Inadequate funding and growing caseloads mean "the children in Texas' foster care system will suffer," the report concluded.
Clements acknowledged: "We're already having somewhat of a capacity crisis in the state."
In fiscal year 2007, Texas provided foster care or other living arrangements to about 33,000 children. But in Tom Green County, where San Angelo is located, only 286 children were provided foster care.
Even the Houston/Dallas area, which has the most resources available, ends up sending children to other counties for care, said Johana Scot, director of the Parent Guidance Center in Austin. The center assists parents whose children have been removed.
"San Angelo doesn't have the capacity for [this]," Scot said. "If they do end up going into foster care, they'll be all over Texas. It will be a mess."
Because San Angelo is isolated in west Texas, fewer resources are immediately available - such as lawyers, judges and mental health professionals, said Scott McCown, executive director of the Center for Public Policy Priorities, an Austin-based think tank.
The challenge reminds him of the state's work marshalling resources for Hurricane Katrina evacuees, he said. CPS, in fact, has enacted a "disaster plan, so to speak," said spokeswoman Marleigh Meisner. She said a work force of 700 people from across the state is being deployed.
Texas law says the state has up to 14 days after an emergency removal to hold a hearing. Indigent parents are appointed an attorney. A legal representative will also be appointed for each child.
A child can remain in foster care in Texas for up to a year, with a one-time six-month extension, at which point the state's options include terminating parental rights. Prior to the 14th day hearing, CPS doesn't "have to tell anyone anything," Scot said.
In an affidavit released Tuesday, CPS officials alleged the sect has a widespread practice of expecting young teenage girls to bear children with older men. CPS believes every child on the ranch who had not been abused was at risk of abuse, Meisner said.
But Wexler questioned the state's treatment of the women and children. "By virtue of what has happened to them, these people are victims, not perpetrators," Wexler said. "They should not be treated like detainees at Guantanamo."
The state has alerted placement organizations that there is a potential need for families for several hundred girls, said Clements, who also works for Lutheran Social Services of the South, the largest child placement agency in Texas.
Her agency has contacted families to gauge their interest and availability, and reaction has been mixed, she said. Some families have wondered how the children will fit into a normal family after being sheltered in such a different environment.
Scot said Texas law urges placements with relatives, if possible. "It is bad enough for regular kids they take, but that would be totally detrimental to these children to remove them from their mothers," she said.
Back at Fort Concho on Tuesday, reporters called out to boys walking on the grassy parade field, asking if they were being treated well.
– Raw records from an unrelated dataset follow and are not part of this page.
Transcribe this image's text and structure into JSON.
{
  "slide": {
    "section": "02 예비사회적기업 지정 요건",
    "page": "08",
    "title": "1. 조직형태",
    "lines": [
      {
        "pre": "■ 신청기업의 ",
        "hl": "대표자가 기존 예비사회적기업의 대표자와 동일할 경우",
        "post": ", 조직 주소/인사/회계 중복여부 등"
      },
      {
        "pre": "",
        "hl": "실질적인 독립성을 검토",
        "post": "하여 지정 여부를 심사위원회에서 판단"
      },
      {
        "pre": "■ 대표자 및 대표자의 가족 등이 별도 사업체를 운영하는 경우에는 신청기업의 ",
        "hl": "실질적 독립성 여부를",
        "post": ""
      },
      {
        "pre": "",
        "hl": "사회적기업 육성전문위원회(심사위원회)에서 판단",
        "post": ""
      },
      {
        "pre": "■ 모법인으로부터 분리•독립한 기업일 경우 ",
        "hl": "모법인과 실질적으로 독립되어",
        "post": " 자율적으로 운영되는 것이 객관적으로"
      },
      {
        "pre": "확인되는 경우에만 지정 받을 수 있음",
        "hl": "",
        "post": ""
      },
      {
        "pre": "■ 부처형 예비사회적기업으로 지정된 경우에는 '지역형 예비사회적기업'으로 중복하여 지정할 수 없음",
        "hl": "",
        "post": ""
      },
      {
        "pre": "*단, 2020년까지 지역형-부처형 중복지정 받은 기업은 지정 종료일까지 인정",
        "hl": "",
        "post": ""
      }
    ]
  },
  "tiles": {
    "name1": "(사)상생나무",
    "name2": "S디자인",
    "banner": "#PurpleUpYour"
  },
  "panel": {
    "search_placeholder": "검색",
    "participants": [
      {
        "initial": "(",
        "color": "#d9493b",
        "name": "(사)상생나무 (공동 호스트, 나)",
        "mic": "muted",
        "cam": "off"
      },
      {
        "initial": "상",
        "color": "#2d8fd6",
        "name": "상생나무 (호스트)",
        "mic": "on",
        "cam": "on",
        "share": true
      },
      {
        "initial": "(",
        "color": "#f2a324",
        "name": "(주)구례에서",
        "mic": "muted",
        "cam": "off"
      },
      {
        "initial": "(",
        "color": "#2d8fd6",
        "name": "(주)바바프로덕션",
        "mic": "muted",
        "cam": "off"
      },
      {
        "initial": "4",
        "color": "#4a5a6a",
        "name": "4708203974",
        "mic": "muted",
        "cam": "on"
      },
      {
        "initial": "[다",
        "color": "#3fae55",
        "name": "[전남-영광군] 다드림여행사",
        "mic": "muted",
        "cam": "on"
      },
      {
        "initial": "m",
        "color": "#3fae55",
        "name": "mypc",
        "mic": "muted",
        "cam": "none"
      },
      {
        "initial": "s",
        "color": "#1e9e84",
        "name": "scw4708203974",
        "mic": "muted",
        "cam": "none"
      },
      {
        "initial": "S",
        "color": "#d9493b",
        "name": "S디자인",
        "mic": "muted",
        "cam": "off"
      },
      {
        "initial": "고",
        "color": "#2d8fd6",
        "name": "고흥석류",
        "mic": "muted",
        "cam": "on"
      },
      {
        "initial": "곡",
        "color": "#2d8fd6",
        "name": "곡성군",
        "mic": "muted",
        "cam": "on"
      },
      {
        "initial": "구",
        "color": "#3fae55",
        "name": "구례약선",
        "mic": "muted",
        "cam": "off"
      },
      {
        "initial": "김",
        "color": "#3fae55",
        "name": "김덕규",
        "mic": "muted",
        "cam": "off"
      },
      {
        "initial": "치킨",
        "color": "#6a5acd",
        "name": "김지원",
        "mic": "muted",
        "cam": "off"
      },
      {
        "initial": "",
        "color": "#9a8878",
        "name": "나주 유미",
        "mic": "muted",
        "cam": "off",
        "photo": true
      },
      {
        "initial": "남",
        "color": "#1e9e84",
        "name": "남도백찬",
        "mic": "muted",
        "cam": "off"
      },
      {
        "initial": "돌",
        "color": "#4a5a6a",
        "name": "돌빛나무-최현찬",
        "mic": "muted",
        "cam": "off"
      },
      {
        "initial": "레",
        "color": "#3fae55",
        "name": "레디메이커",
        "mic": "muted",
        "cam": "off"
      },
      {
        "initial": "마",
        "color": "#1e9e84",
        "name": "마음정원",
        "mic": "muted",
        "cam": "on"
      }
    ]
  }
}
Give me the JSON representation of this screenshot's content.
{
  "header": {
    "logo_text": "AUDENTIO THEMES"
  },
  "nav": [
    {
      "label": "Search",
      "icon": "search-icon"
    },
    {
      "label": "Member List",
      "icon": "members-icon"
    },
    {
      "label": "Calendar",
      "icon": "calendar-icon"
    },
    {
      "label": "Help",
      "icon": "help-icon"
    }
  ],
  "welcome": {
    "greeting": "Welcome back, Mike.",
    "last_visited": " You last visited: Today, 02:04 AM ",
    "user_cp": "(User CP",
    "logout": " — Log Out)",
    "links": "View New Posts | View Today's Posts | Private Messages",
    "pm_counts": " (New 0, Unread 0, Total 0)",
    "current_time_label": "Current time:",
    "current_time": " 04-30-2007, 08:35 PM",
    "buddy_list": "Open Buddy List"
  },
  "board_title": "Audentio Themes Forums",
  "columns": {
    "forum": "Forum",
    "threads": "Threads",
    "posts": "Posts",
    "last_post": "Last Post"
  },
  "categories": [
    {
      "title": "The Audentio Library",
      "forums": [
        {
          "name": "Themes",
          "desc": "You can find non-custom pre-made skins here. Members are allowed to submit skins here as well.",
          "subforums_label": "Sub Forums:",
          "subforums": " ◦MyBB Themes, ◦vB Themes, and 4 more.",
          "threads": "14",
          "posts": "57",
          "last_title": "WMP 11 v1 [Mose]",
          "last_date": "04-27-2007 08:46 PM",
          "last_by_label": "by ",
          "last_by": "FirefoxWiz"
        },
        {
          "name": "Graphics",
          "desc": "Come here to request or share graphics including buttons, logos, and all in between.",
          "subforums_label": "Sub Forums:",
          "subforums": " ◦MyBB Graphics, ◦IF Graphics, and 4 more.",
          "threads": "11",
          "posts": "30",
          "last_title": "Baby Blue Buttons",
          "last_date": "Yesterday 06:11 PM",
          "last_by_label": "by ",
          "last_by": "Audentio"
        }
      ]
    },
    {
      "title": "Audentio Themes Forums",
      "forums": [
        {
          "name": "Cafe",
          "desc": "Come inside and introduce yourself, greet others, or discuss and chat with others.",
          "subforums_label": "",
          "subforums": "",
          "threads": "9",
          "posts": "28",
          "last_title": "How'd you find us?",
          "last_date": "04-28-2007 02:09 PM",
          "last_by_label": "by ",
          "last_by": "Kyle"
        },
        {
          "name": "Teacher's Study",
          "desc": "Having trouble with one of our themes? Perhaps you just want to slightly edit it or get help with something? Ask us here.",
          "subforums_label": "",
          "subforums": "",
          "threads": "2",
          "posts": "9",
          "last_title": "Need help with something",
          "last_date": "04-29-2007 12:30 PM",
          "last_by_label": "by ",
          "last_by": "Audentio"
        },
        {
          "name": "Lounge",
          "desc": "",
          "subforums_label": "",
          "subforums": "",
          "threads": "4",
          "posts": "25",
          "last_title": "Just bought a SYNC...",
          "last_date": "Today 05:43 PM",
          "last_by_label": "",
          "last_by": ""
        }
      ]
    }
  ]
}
One youth shook his head, indicating no.
But as reporters moved closer to the fence, a CPS worker called the boys back and appeared to scold an older boy.
Officers then approached the media and told them to move across the street.